Jamey Gage of B5 Farm (pictured above) stands behind his table on 4th street at the SFC Farmers’ Market on Saturday morning. In front of him are stacks of plastic bags filled with broccoli that he’s selling for $5. He is wearing a mask, black gloves, and visibly steps back as a customer comes toward the booth.
This scene is a far cry from tables that are usually overflowing with bins of tomatoes, crowded with customers swapping anecdotes about their favorite varieties.
Now people are cautious. Moving slowly but deliberately, they keep a 6-foot distance and head directly for vendors where they order - deli-style - fresh veggies, meat, and to-go foods. The usual gathering, socializing, and poring over bins of produce has been replaced with single shoppers waiting in a short line to sanitize their hands and enter the market. Tents are spaced far apart, as though repelled by magnets, and front tables prevent access to the stacks of food in the back.

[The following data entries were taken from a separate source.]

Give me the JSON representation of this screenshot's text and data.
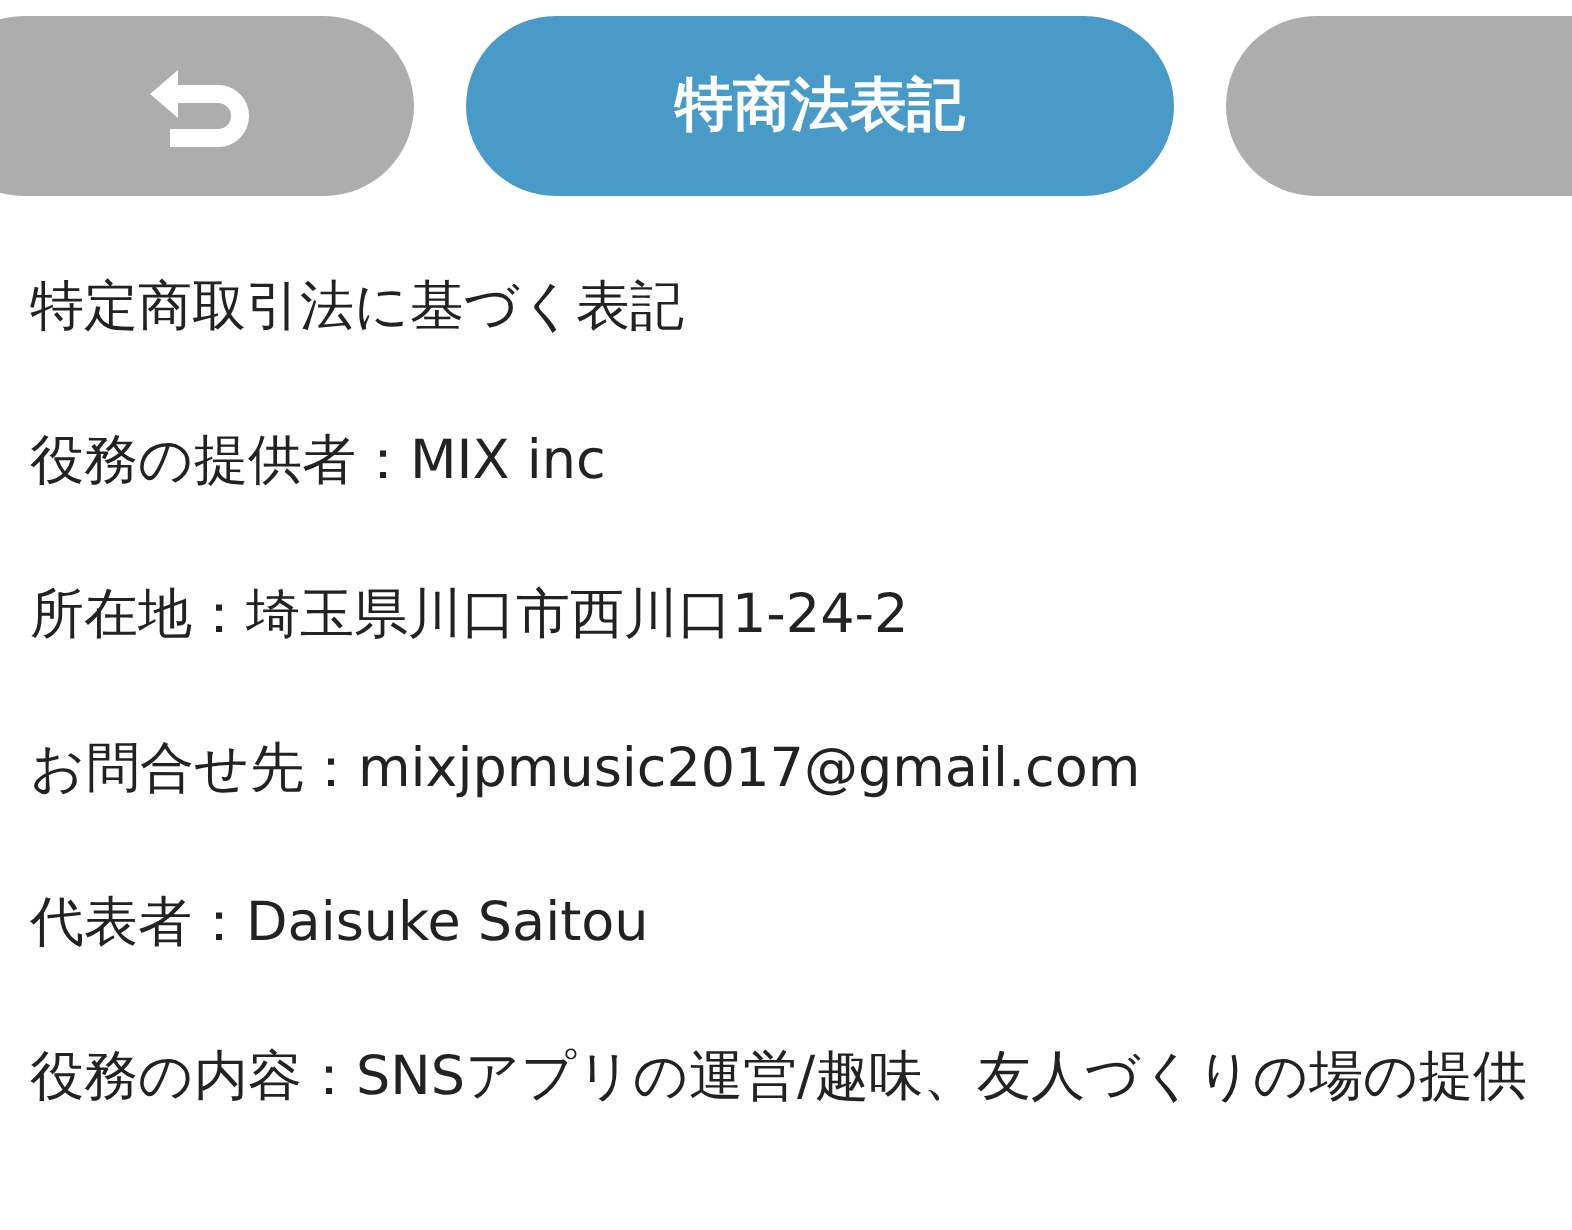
{
  "nav": {
    "title": "特商法表記"
  },
  "lines": [
    "特定商取引法に基づく表記",
    "役務の提供者：MIX inc",
    "所在地：埼玉県川口市西川口1-24-2",
    "お問合せ先：mixjpmusic2017@gmail.com",
    "代表者：Daisuke Saitou",
    "役務の内容：SNSアプリの運営/趣味、友人づくりの場の提供"
  ]
}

Small farms, local ranches, and farmers’ markets –symbols of a slow food movement that may have seemed out of place to some people in our modern food economy - have stepped up to bat in the face of the COVID-19 pandemic. Classified as a critical food access business, the farmers’ markets are open, and farmers are moving quickly to adapt to this changing food system.